One of the tactics in the current plaintiffs’ wage and hour playbook is to bring a second claim after settlement of an initial class or collective action lawsuit. In these cases, the second set of claims is purportedly brought on behalf of those who did not opt in or participate, or it is for alleged violations occurring after the settlement of the initial case. The strategy in some respects is that this is relatively easy money, as much of the discovery has already been done and the employer has already settled the claims once and presumably may do so again to save litigation cost. As two recent cases demonstrate, these tagalong cases may present problems of their own when there are problems with the class representatives.
It’s not clear what the attorneys were thinking in the first case, Robinson v. The Chef’s Warehouse, Case No. 15-cv-05421-RS (N.D. Cal., Feb. 8, 2018). The Robinson case concerned a putative class of delivery drivers in California who asserted that the employer had not properly publicized its meal and rest period policies and had denied them the meal and rest time provided under California law. This case followed a 2012 action brought against the employer involving the very same class and claims in California state court. That first action was settled in 2014.
The employer’s response in the second case, the court acknowledged, was atypical in that it challenged the adequacy of representation based both on the past conduct of plaintiffs’ counsel and the claims of the class representatives themselves. The court disposed of the challenge to the attorneys largely by sidestepping it, as the attorneys being accused of inappropriate conduct allegedly were not the ones being proposed as class counsel. Having said that, one might question why that was an issue and whether an attorney deemed unfit to act as class counsel based on conduct should be permitted near a putative class action at all.
The court’s concern, rather, was with the two plaintiffs. In the prior litigation, they had submitted declarations in 2013 that they understood the company’s meal and rest break policies, had always been provided with them, and had been paid properly for all hours worked. While they attempted in this later case to claim that they were complaining of conduct after that time, the court was skeptical. It found that for whatever reason, any claim they might bring on behalf of the class would be undercut by their prior testimony, rendering them inappropriate class representatives.
The opinion does not state why these employees sought to bring a second class action when they had admitted that the employer had followed California law. Nor does it state what motivated the attorneys to file a second action on the same subject matter when the first case was settled. Whether it was buyer’s remorse or some unexplained change in course by the employer, the court found that their prior position was fatal to their claims.
The second case is Butler v. Harvest Management Sub LLC, Case No. 2:17-cv-00685 (W.D. Wa., Feb. 15, 2018). The Butler case involved claims of misclassification of what was claimed to be thousands of property managers. The defendant had settled a similar case brought in the Central District of California in 2013. In 2017, two of the original class members (who appear to be spouses – the record is less than clear) filed a second class action in federal court in the state of Washington to bring the same claims for the period after the settlement. Along the way, however, these two individuals had declared bankruptcy without listing potential wage and hour claims as an asset. The defendant did not simply oppose certification but also sought to dismiss their claims outright under Rule 12(b)(6) due to the failure to disclose the claims during the bankruptcy proceeding. Two weeks later, the plaintiffs moved to reopen their bankruptcy to disclose the claims.

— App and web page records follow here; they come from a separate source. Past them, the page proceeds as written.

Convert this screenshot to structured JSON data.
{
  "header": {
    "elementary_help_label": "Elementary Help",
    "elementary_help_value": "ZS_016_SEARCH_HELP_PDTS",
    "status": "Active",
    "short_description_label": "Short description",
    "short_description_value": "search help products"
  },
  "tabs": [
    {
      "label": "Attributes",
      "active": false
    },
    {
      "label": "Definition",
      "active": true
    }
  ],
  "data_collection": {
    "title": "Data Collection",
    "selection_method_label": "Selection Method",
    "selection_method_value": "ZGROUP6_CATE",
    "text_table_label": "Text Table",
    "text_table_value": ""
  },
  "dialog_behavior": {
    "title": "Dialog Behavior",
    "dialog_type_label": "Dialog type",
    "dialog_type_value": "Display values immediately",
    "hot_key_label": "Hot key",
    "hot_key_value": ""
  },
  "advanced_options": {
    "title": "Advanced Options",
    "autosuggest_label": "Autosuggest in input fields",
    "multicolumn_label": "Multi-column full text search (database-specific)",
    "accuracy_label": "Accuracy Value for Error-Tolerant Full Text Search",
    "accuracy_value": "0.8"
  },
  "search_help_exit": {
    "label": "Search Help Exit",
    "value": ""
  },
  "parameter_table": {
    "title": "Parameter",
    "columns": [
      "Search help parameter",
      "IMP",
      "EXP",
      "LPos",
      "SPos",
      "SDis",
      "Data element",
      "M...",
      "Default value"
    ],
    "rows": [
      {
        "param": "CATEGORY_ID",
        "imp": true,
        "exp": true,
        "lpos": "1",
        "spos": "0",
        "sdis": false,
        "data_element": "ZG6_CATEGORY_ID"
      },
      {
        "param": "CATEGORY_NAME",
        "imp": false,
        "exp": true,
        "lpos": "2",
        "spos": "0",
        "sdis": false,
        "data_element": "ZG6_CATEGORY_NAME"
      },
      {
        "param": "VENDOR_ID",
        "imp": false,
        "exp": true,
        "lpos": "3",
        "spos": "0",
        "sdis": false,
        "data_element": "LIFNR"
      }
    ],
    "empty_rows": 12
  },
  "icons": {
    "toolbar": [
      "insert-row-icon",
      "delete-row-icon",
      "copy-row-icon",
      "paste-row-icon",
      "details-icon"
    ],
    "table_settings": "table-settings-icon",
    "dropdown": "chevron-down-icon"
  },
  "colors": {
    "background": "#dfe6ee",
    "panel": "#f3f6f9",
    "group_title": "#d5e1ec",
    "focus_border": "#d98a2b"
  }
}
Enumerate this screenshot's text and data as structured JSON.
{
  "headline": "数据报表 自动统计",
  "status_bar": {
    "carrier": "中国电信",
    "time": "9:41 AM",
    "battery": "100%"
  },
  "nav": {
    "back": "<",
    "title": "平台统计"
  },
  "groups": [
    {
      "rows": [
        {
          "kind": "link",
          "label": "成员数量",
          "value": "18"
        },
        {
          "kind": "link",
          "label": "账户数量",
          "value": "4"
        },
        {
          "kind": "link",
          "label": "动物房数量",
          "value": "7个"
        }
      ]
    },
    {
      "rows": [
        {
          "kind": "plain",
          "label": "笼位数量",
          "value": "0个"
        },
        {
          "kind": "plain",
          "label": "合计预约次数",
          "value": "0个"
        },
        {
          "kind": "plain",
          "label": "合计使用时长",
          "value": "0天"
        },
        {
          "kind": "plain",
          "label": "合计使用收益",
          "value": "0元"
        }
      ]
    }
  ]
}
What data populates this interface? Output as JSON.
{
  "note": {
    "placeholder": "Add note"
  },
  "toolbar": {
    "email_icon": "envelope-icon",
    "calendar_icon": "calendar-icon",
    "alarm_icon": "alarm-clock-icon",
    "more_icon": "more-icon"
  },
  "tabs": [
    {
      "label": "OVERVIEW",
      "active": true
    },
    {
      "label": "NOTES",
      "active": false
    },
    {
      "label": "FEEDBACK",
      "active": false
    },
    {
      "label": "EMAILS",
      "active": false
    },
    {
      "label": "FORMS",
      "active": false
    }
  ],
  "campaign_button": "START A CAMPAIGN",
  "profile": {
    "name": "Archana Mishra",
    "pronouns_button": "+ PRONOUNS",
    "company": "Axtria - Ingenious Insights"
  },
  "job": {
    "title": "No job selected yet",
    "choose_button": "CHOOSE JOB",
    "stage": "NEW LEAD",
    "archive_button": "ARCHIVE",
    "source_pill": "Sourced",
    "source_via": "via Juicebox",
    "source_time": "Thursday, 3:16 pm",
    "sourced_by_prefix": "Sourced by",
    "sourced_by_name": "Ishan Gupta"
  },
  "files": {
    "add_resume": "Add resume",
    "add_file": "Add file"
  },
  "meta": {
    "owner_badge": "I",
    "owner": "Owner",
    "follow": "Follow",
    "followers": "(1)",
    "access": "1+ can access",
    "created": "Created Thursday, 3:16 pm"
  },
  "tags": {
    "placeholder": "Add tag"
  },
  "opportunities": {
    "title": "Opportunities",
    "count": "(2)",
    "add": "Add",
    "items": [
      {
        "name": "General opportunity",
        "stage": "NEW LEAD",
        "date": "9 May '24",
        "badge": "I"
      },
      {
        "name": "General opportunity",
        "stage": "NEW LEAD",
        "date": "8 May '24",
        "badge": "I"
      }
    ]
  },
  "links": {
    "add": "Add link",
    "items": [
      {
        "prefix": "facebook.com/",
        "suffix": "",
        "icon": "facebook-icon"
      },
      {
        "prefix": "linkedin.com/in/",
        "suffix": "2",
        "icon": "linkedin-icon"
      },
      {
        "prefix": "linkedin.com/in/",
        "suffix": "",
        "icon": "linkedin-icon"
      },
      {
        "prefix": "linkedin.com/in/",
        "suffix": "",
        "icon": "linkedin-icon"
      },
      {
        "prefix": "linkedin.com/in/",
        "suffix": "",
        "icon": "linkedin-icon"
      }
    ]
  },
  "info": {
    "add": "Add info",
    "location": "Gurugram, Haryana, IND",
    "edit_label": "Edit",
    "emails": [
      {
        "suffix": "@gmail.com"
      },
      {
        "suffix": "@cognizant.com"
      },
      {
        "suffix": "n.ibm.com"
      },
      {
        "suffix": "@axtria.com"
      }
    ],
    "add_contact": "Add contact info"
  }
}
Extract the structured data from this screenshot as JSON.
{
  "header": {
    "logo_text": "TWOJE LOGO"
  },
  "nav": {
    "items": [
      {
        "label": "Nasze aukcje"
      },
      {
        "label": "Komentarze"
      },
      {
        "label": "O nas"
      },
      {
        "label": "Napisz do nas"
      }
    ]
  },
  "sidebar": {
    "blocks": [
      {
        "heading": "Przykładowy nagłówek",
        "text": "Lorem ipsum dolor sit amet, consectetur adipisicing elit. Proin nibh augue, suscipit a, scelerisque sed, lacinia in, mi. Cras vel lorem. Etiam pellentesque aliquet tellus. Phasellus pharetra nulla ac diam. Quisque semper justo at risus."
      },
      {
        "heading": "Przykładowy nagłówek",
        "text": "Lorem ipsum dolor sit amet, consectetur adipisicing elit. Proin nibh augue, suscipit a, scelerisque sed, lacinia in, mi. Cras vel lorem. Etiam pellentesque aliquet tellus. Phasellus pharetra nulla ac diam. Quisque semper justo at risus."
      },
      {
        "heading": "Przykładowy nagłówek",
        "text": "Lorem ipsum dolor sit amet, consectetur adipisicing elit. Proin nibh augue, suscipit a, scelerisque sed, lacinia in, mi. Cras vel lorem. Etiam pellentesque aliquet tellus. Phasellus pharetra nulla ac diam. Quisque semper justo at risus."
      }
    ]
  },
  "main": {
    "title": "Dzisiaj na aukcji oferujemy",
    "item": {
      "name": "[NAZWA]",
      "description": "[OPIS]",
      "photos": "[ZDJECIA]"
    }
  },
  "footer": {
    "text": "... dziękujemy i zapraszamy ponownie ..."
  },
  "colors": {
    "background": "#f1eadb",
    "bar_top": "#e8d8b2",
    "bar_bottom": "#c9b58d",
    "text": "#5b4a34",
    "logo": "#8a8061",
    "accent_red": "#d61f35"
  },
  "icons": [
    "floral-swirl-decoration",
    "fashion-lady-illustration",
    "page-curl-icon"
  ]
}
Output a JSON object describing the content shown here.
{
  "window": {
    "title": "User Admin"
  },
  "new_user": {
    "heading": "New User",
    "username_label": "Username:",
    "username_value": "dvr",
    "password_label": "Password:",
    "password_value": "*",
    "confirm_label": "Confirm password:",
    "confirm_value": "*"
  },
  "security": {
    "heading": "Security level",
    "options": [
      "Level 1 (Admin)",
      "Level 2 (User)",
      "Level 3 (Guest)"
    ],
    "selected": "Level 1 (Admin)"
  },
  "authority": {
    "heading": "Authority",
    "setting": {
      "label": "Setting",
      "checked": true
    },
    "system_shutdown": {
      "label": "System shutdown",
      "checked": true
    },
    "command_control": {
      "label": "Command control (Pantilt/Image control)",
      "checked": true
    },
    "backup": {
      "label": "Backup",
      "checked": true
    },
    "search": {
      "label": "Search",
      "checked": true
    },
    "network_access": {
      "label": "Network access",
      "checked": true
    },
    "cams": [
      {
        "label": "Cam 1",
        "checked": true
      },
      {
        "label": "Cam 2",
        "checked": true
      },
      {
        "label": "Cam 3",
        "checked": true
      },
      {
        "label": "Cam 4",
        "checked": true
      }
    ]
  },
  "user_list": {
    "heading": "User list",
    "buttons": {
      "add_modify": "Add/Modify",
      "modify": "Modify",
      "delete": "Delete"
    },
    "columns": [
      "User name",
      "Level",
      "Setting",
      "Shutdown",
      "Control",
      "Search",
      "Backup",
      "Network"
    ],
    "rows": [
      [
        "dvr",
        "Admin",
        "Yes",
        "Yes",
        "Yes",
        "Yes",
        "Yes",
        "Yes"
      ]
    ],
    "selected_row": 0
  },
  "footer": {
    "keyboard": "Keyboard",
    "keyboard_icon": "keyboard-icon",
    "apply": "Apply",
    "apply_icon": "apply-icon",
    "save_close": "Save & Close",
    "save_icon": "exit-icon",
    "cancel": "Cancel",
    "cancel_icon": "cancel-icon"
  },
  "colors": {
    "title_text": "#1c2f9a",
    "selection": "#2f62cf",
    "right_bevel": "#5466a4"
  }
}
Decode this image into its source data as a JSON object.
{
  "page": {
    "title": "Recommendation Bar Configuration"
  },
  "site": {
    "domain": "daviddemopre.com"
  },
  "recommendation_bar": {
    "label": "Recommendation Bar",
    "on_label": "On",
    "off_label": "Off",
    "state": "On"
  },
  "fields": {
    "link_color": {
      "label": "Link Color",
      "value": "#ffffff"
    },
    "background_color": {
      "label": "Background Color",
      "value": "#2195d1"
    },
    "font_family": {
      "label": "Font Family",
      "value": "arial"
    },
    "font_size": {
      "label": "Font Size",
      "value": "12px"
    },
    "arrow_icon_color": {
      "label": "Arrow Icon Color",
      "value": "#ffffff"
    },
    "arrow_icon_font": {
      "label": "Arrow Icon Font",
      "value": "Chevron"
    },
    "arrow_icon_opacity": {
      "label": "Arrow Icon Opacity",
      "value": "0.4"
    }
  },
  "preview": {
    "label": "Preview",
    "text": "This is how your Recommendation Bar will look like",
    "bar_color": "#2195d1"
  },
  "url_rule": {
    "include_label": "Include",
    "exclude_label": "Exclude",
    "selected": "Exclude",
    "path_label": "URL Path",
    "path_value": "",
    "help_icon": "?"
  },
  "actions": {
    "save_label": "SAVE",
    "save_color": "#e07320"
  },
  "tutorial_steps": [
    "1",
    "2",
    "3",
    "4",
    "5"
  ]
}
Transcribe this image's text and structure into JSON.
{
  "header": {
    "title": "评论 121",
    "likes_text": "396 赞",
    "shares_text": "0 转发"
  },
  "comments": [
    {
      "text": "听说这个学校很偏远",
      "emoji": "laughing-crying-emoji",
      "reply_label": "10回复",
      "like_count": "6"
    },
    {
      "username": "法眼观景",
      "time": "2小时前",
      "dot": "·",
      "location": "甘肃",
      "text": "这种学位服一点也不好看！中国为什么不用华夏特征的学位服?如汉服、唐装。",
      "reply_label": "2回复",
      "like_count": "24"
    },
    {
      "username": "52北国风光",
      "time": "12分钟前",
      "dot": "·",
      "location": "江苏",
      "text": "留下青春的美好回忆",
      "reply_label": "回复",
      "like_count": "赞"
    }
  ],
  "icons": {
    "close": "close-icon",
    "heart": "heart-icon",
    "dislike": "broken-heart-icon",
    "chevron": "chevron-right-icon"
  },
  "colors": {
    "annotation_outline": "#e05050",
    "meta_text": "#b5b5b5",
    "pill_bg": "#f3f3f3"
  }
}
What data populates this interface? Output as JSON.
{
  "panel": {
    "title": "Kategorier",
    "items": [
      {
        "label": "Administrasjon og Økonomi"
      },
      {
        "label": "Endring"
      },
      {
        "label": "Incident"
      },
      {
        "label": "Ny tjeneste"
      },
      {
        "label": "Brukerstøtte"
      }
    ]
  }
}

The district court found the timing of the plaintiffs’ actions “disingenuous” and concluded that they were estopped from asserting their claims. It rejected outright their contention that they were unaware of their claims at the time, a remarkable contention given that they had received settlement funds from the first action and, they claimed, the employer had not changed its policies after the first case. As a result, the claims were dismissed entirely.
The two cases highlight employers’ risk of facing a second round of litigation following the resolution of an initial matter, but they also show that while a second case may be easier in some respects, the plaintiffs may face additional hurdles when the named representatives are less than ideal.
The bottom line: Disappointed claimants from a prior case may not make good class representatives in a later action.